- [Your goal]
All of the data below is to be output without alteration.

------

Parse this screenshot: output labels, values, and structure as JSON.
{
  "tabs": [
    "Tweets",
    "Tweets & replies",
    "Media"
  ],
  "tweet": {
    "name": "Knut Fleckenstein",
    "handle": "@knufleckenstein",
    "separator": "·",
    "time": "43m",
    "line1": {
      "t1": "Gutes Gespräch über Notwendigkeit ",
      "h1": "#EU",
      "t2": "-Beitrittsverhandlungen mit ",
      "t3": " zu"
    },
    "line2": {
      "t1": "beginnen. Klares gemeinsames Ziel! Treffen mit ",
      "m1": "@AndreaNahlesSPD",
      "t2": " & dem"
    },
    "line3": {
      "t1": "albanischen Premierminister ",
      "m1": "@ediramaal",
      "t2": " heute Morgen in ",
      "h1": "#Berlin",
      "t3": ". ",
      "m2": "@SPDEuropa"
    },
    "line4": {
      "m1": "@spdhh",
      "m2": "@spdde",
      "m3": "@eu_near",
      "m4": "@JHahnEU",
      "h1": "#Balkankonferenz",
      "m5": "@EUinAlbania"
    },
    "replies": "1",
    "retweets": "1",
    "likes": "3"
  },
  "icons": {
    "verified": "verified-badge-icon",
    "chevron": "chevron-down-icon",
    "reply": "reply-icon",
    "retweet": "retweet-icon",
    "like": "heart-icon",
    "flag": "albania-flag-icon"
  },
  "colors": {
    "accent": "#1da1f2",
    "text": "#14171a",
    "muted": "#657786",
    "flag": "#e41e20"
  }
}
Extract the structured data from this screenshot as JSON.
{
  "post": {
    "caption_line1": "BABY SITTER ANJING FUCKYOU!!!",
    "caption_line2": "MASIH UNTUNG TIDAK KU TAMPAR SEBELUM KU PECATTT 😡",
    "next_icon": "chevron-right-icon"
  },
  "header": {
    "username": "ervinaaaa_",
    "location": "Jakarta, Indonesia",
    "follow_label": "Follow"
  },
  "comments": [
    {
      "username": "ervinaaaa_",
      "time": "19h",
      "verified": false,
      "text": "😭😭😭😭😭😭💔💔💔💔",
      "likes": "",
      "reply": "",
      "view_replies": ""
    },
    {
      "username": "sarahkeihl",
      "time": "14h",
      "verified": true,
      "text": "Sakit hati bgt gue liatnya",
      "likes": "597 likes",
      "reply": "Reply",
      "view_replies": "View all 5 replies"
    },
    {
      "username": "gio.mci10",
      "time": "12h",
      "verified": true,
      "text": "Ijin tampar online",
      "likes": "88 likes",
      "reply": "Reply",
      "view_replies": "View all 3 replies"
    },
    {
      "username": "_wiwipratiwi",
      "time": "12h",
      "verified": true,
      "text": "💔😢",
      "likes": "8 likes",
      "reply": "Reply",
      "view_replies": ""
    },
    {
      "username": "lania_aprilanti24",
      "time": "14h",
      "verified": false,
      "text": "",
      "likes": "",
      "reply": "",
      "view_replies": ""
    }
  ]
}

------

- [Solution for this problem]
Parse this screenshot: output labels, values, and structure as JSON.
{
  "tabs": [
    "Tweets",
    "Tweets & replies",
    "Media"
  ],
  "tweet": {
    "name": "Knut Fleckenstein",
    "handle": "@knufleckenstein",
    "separator": "·",
    "time": "43m",
    "line1": {
      "t1": "Gutes Gespräch über Notwendigkeit ",
      "h1": "#EU",
      "t2": "-Beitrittsverhandlungen mit ",
      "t3": " zu"
    },
    "line2": {
      "t1": "beginnen. Klares gemeinsames Ziel! Treffen mit ",
      "m1": "@AndreaNahlesSPD",
      "t2": " & dem"
    },
    "line3": {
      "t1": "albanischen Premierminister ",
      "m1": "@ediramaal",
      "t2": " heute Morgen in ",
      "h1": "#Berlin",
      "t3": ". ",
      "m2": "@SPDEuropa"
    },
    "line4": {
      "m1": "@spdhh",
      "m2": "@spdde",
      "m3": "@eu_near",
      "m4": "@JHahnEU",
      "h1": "#Balkankonferenz",
      "m5": "@EUinAlbania"
    },
    "replies": "1",
    "retweets": "1",
    "likes": "3"
  },
  "icons": {
    "verified": "verified-badge-icon",
    "chevron": "chevron-down-icon",
    "reply": "reply-icon",
    "retweet": "retweet-icon",
    "like": "heart-icon",
    "flag": "albania-flag-icon"
  },
  "colors": {
    "accent": "#1da1f2",
    "text": "#14171a",
    "muted": "#657786",
    "flag": "#e41e20"
  }
}
Extract the structured data from this screenshot as JSON.
{
  "post": {
    "caption_line1": "BABY SITTER ANJING FUCKYOU!!!",
    "caption_line2": "MASIH UNTUNG TIDAK KU TAMPAR SEBELUM KU PECATTT 😡",
    "next_icon": "chevron-right-icon"
  },
  "header": {
    "username": "ervinaaaa_",
    "location": "Jakarta, Indonesia",
    "follow_label": "Follow"
  },
  "comments": [
    {
      "username": "ervinaaaa_",
      "time": "19h",
      "verified": false,
      "text": "😭😭😭😭😭😭💔💔💔💔",
      "likes": "",
      "reply": "",
      "view_replies": ""
    },
    {
      "username": "sarahkeihl",
      "time": "14h",
      "verified": true,
      "text": "Sakit hati bgt gue liatnya",
      "likes": "597 likes",
      "reply": "Reply",
      "view_replies": "View all 5 replies"
    },
    {
      "username": "gio.mci10",
      "time": "12h",
      "verified": true,
      "text": "Ijin tampar online",
      "likes": "88 likes",
      "reply": "Reply",
      "view_replies": "View all 3 replies"
    },
    {
      "username": "_wiwipratiwi",
      "time": "12h",
      "verified": true,
      "text": "💔😢",
      "likes": "8 likes",
      "reply": "Reply",
      "view_replies": ""
    },
    {
      "username": "lania_aprilanti24",
      "time": "14h",
      "verified": false,
      "text": "",
      "likes": "",
      "reply": "",
      "view_replies": ""
    }
  ]
}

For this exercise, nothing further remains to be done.